As one of Europe’s most popular vehicles, the Ford Fiesta’s sales is an interesting datapoint when it comes to looking at the strength of the overall European car market. So it’s interesting that despite a supposed rebound of Europe’s new car market, Ford is cutting Fiesta output at its plant in Cologne, Germany.
The wildly optimistic fuel economy figures touted by auto makers in Europe could be in for a major revamp, as the EU looks to change the way these tests are conducted.
I’ve been on the road for the last few weeks and one of the places I was able to visit was the Smithsonian Institution’s Udvar-Hazy Center at Dulles International Airport located just outside of Washington DC. Unlike the National Air and Space Museum located on the national mall close to the capitol building, the Udvar-Hazy Center is an enormous facility and although I have visited other aircraft museums that have had larger collections on display, I think it is safe to say that the Smithsonian’s collection is second to none. The aircraft on display span the history of flight and include both military and civilian examples. More importantly, at least for the sake of this discussion, they come from every corner of the globe and as they sit there, lined up beside one another, it’s easy to compare the craftsmanship of one nation’s products against the next.

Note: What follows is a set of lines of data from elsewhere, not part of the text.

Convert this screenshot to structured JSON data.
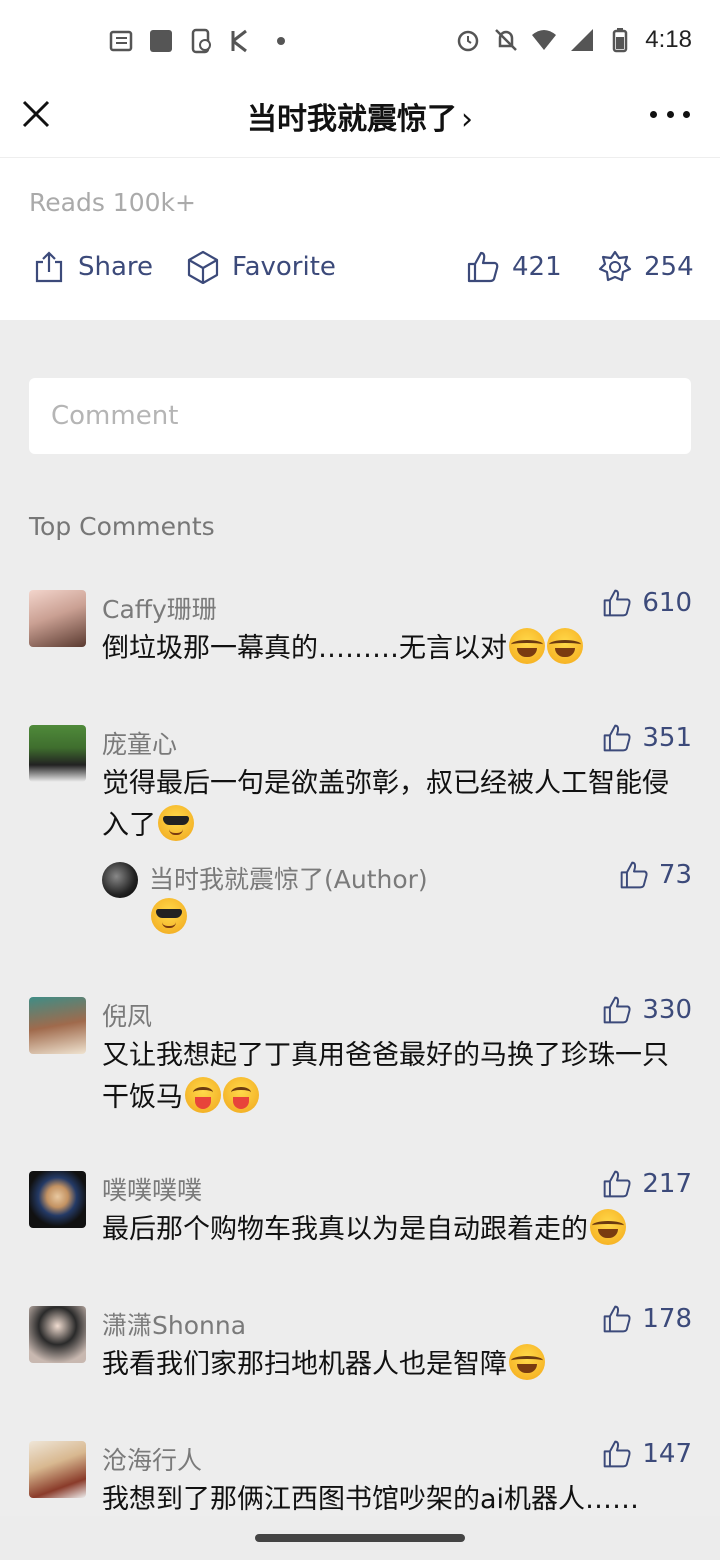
{
  "status_bar": {
    "time": "4:18"
  },
  "header": {
    "title": "当时我就震惊了",
    "chevron": "›"
  },
  "article": {
    "reads": "Reads 100k+"
  },
  "actions": {
    "share_label": "Share",
    "favorite_label": "Favorite",
    "like_count": "421",
    "wow_count": "254"
  },
  "comment_input": {
    "placeholder": "Comment"
  },
  "section_title": "Top Comments",
  "comments": [
    {
      "user": "Caffy珊珊",
      "likes": "610",
      "text": "倒垃圾那一幕真的………无言以对"
    },
    {
      "user": "庞童心",
      "likes": "351",
      "text": "觉得最后一句是欲盖弥彰，叔已经被人工智能侵入了",
      "reply": {
        "user": "当时我就震惊了(Author)",
        "likes": "73"
      }
    },
    {
      "user": "倪凤",
      "likes": "330",
      "text": "又让我想起了丁真用爸爸最好的马换了珍珠一只干饭马"
    },
    {
      "user": "噗噗噗噗",
      "likes": "217",
      "text": "最后那个购物车我真以为是自动跟着走的"
    },
    {
      "user": "潇潇Shonna",
      "likes": "178",
      "text": "我看我们家那扫地机器人也是智障"
    },
    {
      "user": "沧海行人",
      "likes": "147",
      "text": "我想到了那俩江西图书馆吵架的ai机器人……"
    }
  ],
  "colors": {
    "accent": "#3c4a7a",
    "background": "#ededed"
  }
}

The British Newspaper The Telegraph is reporting that, if senior European law enforcement officials have their way, all cars entering the European market may soon be fitted with a remote shutdown device that would allow police officers to electronically deactivate any vehicle at the touch of a button. Read More >
After talk of increasing the seperation between Chevrolet and Opel, GM has announced that it will axe the Chevrolet brand in Europe, despite previously aiming to make Chevrolet its low-cost brand, while signing a nine-year, $584 million deal to have the brand sponsor Manchester United football club.
While Americans are still asking whether it’s even wise to buy small turbocharged engines instead of larger naturally aspirated ones, we in Europe are slowly losing our ability to even choose a car without a turbocharged engine. Volkswagen has recently announced that it is going turbo only – but in our market, the transition is nearly complete. Except for base engines in Polo supermini and Up! city car, basically everything else has a turbo slapped on it – and it looks much the same with other VAG brands. Others are following closely – Ford eliminated most of its naturally aspirated engines, except for the base 1.6 in Focus and small engines in Fiesta. Renault is coming with new tiny turbo plants to replace small four cylinder NA motors – and is even introducing them to its low-cost brand Dacia. PSA, Fiat, Opel and others are heading this direction as well.
But, why is that? Is it that Europeans are more forward thinking, more interested in economy an environment than polar bear killing ‘murricans with their massive V6s and V8s? Is it the European driving style and road network, requiring smaller and lighter cars?
With just 143 examples registered in the UK, Aston Martin has quietly dropped the Cygnet city car – based on the Toyota iQ. According to UK mag Autocar, Aston Martin will also not be re-entering this space, and will focus on what it does best: making high end performance cars. Originally conceived as a way to meet strict European emissions rules, the Cygnet failed to meet Aston’s initial sales projections of 4000 units annually.
Remember all that hype about how a Detroit-area Jeep plant would be building the Maserati Levante SUV, for export back to Italy? Yeah, me either.
Europe’s auto market implosion has led BMW to shift units earmarked for the continent over to the United States and China, where demand remains strong.
Europe’s new car market continues on its downward spiral with sales down 2.8 percent in June. Half year sales are down 6.8 percent across the EU, data released today by the European Automobiles Manufacturers’ Association ACEA show today. Some countries and automakers do much better, some much worse. Read More >